* In these dimensionless groups, L designates characteristic dimension (eg, tube diameter, hydraulic diameter, length of the tube or plate, slab thickness, radius of a cylinder or sphere, droplet diameter, thin lm thickness, etc) Physical properties are usually evaluated at mean temperature unless otherwise speci ed Note: D D12 (D12 is also a commonly used symbol for binary diffusion coef cient; Di is theh multicomponent diffusion coef cient) When species 1 is in very small concentration, the symbol D1m is occasionally used,7 representing an effective binary diffusion coef cient for species 1 diffusing through the mixture In some engineering texts, the symbol St is also used for this group CONSERVATION EQUATIONS AND DIMENSIONLESS GROUPS

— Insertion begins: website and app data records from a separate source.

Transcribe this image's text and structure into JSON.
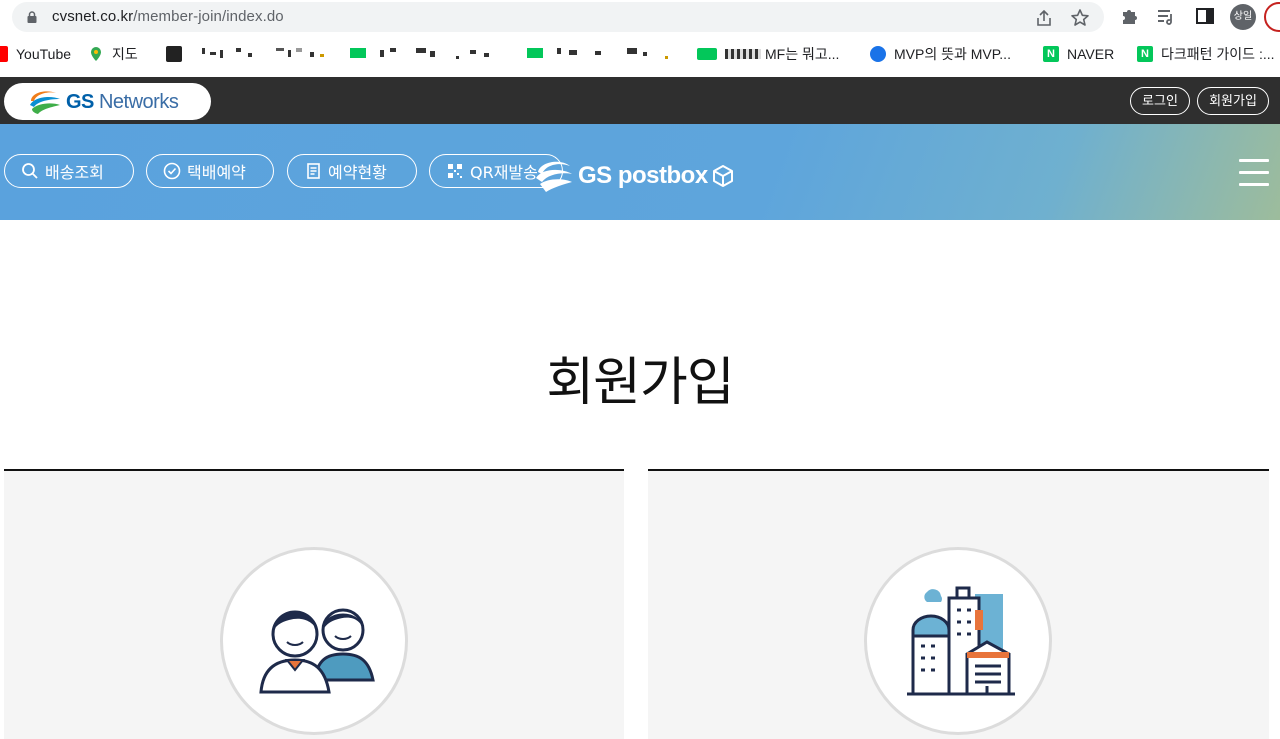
{
  "browser": {
    "url_host": "cvsnet.co.kr",
    "url_path": "/member-join/index.do",
    "profile_label": "상일"
  },
  "bookmarks": [
    {
      "label": "YouTube",
      "color": "#ff0000"
    },
    {
      "label": "지도",
      "color": "#34a853"
    },
    {
      "label": "MF는 뭐고...",
      "color": "#03c75a"
    },
    {
      "label": "MVP의 뜻과 MVP...",
      "color": "#1a73e8"
    },
    {
      "label": "NAVER",
      "color": "#03c75a"
    },
    {
      "label": "다크패턴 가이드 :...",
      "color": "#03c75a"
    }
  ],
  "site": {
    "logo_bold": "GS",
    "logo_light": "Networks",
    "login_label": "로그인",
    "join_label": "회원가입",
    "nav": [
      {
        "label": "배송조회"
      },
      {
        "label": "택배예약"
      },
      {
        "label": "예약현황"
      },
      {
        "label": "QR재발송"
      }
    ],
    "postbox_label": "GS postbox",
    "brand_color": "#5aa2dd"
  },
  "main": {
    "title": "회원가입"
  }
}
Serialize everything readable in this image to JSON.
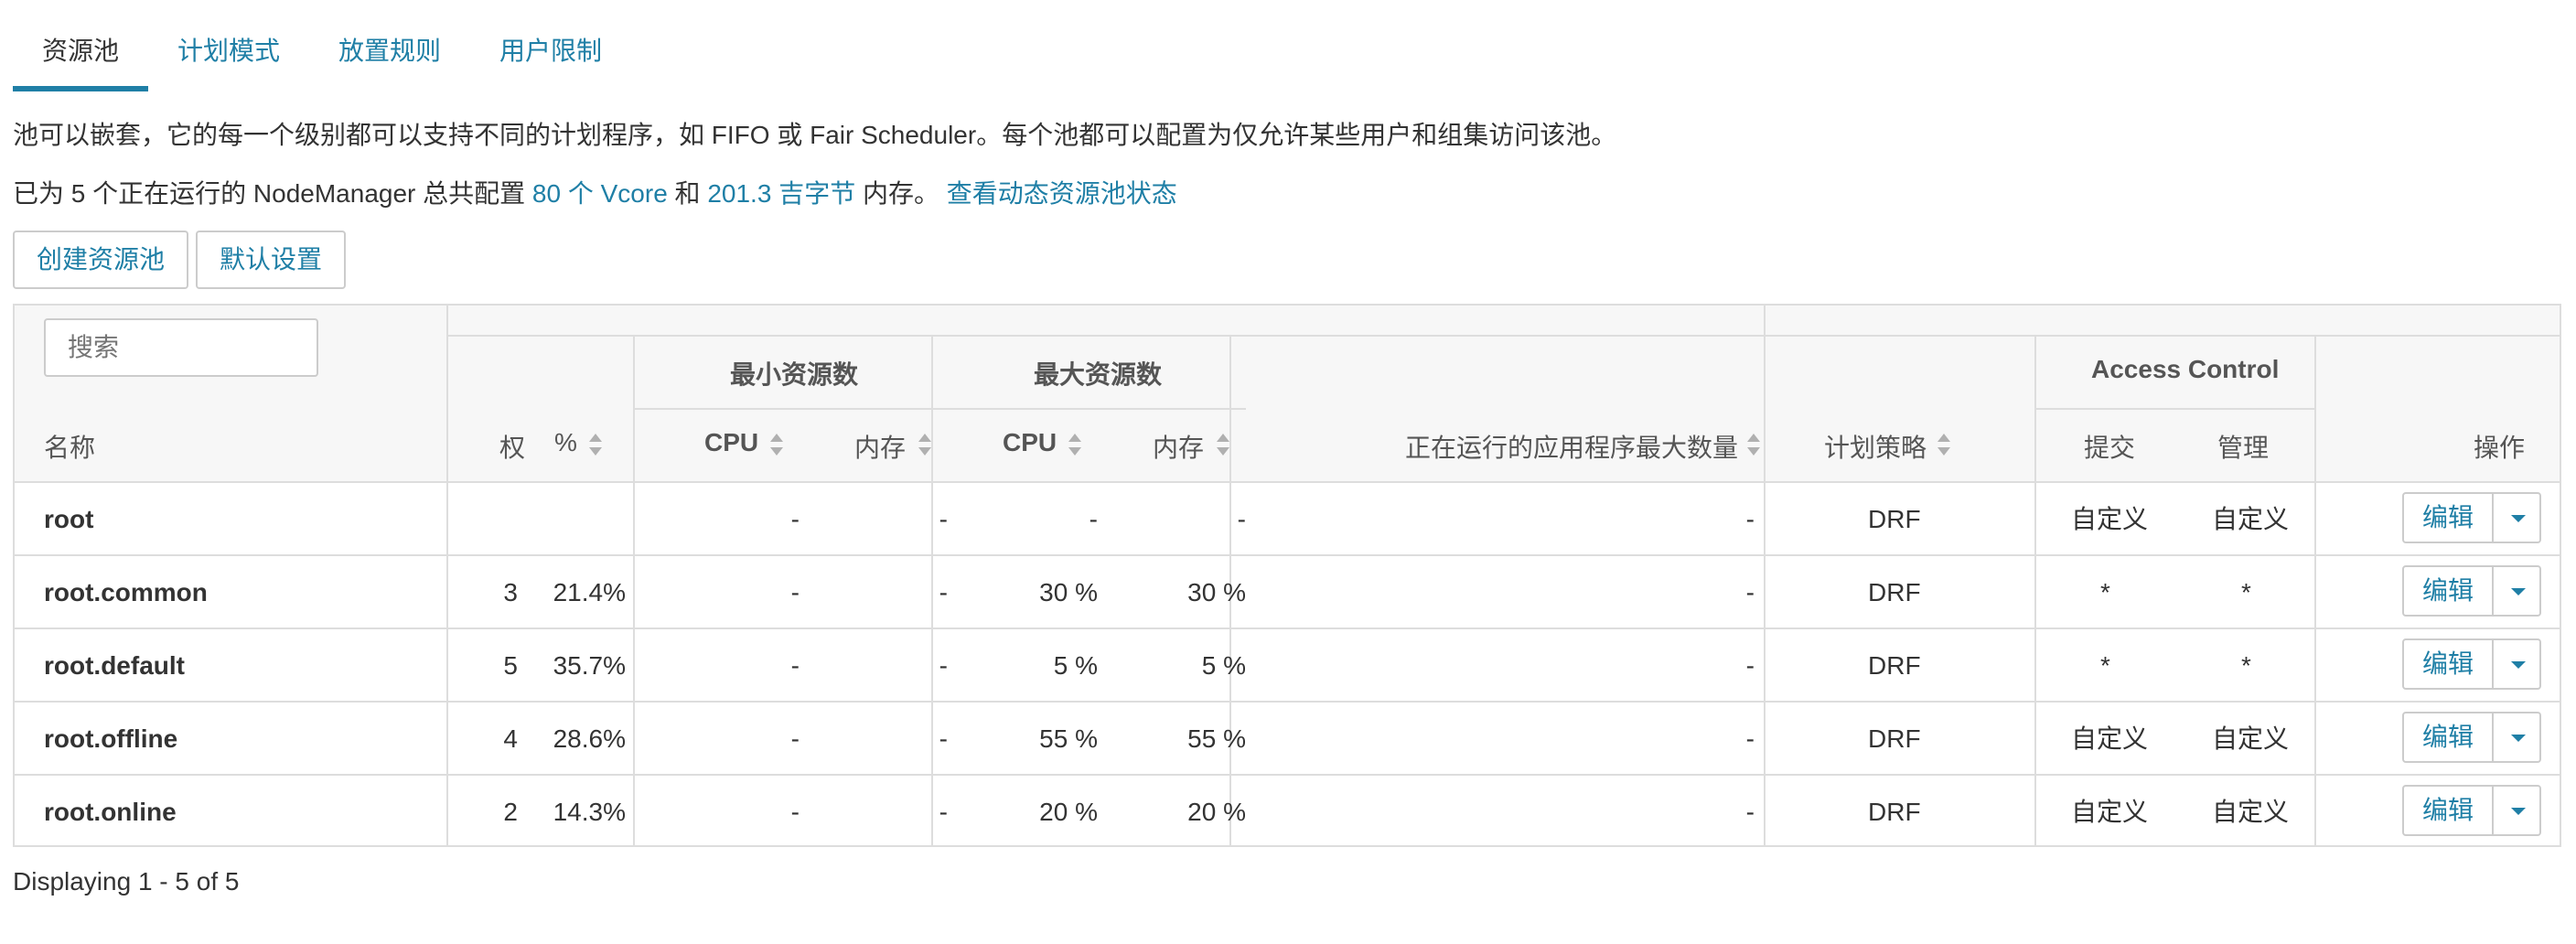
{
  "tabs": [
    "资源池",
    "计划模式",
    "放置规则",
    "用户限制"
  ],
  "description": "池可以嵌套，它的每一个级别都可以支持不同的计划程序，如 FIFO 或 Fair Scheduler。每个池都可以配置为仅允许某些用户和组集访问该池。",
  "summary": {
    "prefix": "已为 5 个正在运行的 NodeManager 总共配置 ",
    "vcores": "80 个 Vcore",
    "and": " 和 ",
    "memory": "201.3 吉字节",
    "suffix": " 内存。 ",
    "dynamic_link": "查看动态资源池状态"
  },
  "buttons": {
    "create": "创建资源池",
    "defaults": "默认设置"
  },
  "search": {
    "placeholder": "搜索"
  },
  "headers": {
    "name": "名称",
    "weight": "权",
    "percent": "%",
    "min_group": "最小资源数",
    "max_group": "最大资源数",
    "cpu": "CPU",
    "memory": "内存",
    "max_apps": "正在运行的应用程序最大数量",
    "policy": "计划策略",
    "access_control": "Access Control",
    "submit": "提交",
    "admin": "管理",
    "actions": "操作"
  },
  "rows": [
    {
      "name": "root",
      "weight": "",
      "percent": "",
      "min_cpu": "-",
      "min_mem": "-",
      "max_cpu": "-",
      "max_mem": "-",
      "max_apps": "-",
      "policy": "DRF",
      "submit": "自定义",
      "admin": "自定义",
      "edit": "编辑"
    },
    {
      "name": "root.common",
      "weight": "3",
      "percent": "21.4%",
      "min_cpu": "-",
      "min_mem": "-",
      "max_cpu": "30 %",
      "max_mem": "30 %",
      "max_apps": "-",
      "policy": "DRF",
      "submit": "*",
      "admin": "*",
      "edit": "编辑"
    },
    {
      "name": "root.default",
      "weight": "5",
      "percent": "35.7%",
      "min_cpu": "-",
      "min_mem": "-",
      "max_cpu": "5 %",
      "max_mem": "5 %",
      "max_apps": "-",
      "policy": "DRF",
      "submit": "*",
      "admin": "*",
      "edit": "编辑"
    },
    {
      "name": "root.offline",
      "weight": "4",
      "percent": "28.6%",
      "min_cpu": "-",
      "min_mem": "-",
      "max_cpu": "55 %",
      "max_mem": "55 %",
      "max_apps": "-",
      "policy": "DRF",
      "submit": "自定义",
      "admin": "自定义",
      "edit": "编辑"
    },
    {
      "name": "root.online",
      "weight": "2",
      "percent": "14.3%",
      "min_cpu": "-",
      "min_mem": "-",
      "max_cpu": "20 %",
      "max_mem": "20 %",
      "max_apps": "-",
      "policy": "DRF",
      "submit": "自定义",
      "admin": "自定义",
      "edit": "编辑"
    }
  ],
  "footer": "Displaying 1 - 5 of 5",
  "colors": {
    "accent": "#1f7fa6",
    "header_bg": "#f7f7f7",
    "border": "#dddddd"
  }
}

m* y* y* 0 (1048) This parameter, termed the Sherwood number, is equal to the dimensionless mass fraction (ie, concentration) gradient at the surface, and it provides a measure of the convection mass transfer occurring at the surface Following the same argument as before [but now for Eq (1041)), we have Sh 4(Re, Sc) (forced convection, mass transfer) (1049) The signi cance of expressions such as Eqs (1044) to (1046) and (1049) should be appreciated For example, Eq (1045) states that convection heattransfer results, whether obtained theoretically or experimentally, can be represented in terms of three dimensionless groups, instead of seven parameters (h, L, V, k, cp , , and ) The convenience is evident Once the form of the functional dependence of Eq (1045) is obtained for a particular surface geometry (eg, from laboratory experiments on a small model), it is known to be universally applicable; ie, it may be applied to different uids, velocities, temperatures, and length scales, as long as the assumptions associated with the original equations are satis ed (eg, negligible viscous dissipation and body forces) Note that the relations of Eqs (1044) and (1049) are derived without actually solving the system of Eqs (1028) and (1031) References 7 to 12 cover the preceding procedure with more details and also include many different cases It is important to mention here that once the conservation equations are put in dimensionless form, it is also convenient to make an orderofmagnitude assessment of all terms in the equations Often a problem can be simpli ed by discovering that a term that would be very dif cult to handle if large is in fact negligibly small7,8 Even if the primary thrust of the investigation is experimental, making the equations dimensionless and estimating the orders of magnitude of the terms are good practice It is usually not possible for an experimental test to include (simulate) all conditions exactly; a good engineer will focus on the most important conditions The same applies to performing an orderofmagnitude analysis For example, for boundarylayer ows, allowance is made for the fact that lengths transverse to the main ow scale with a much shorter length than those measured in the direction of main ow References 7, 11, and 13 cover many examples of the orderofmagnitude analysis When the governing equations of a problem are unknown, an alternative approach of deriving dimensionless groups is based on use of dimensional analysis in the form of the Buckingham pi theorem3,5,9,12,14 The Buckingham pi theorem proves that in a physical problem including n quantities in which there are m dimensions, the quantities can be arranged into n m independent dimensionless parameters The success of this method depends on our ability to select, largely from intuition, the parameters that in uence the problem The procedure is best illustrated by an example Example 101 The discharge through a horizontal capillary tube is thought to depend on the pressure drop per unit length, the diameter, and the viscosity Find the form of the equation The quantities with their dimensions are as follows: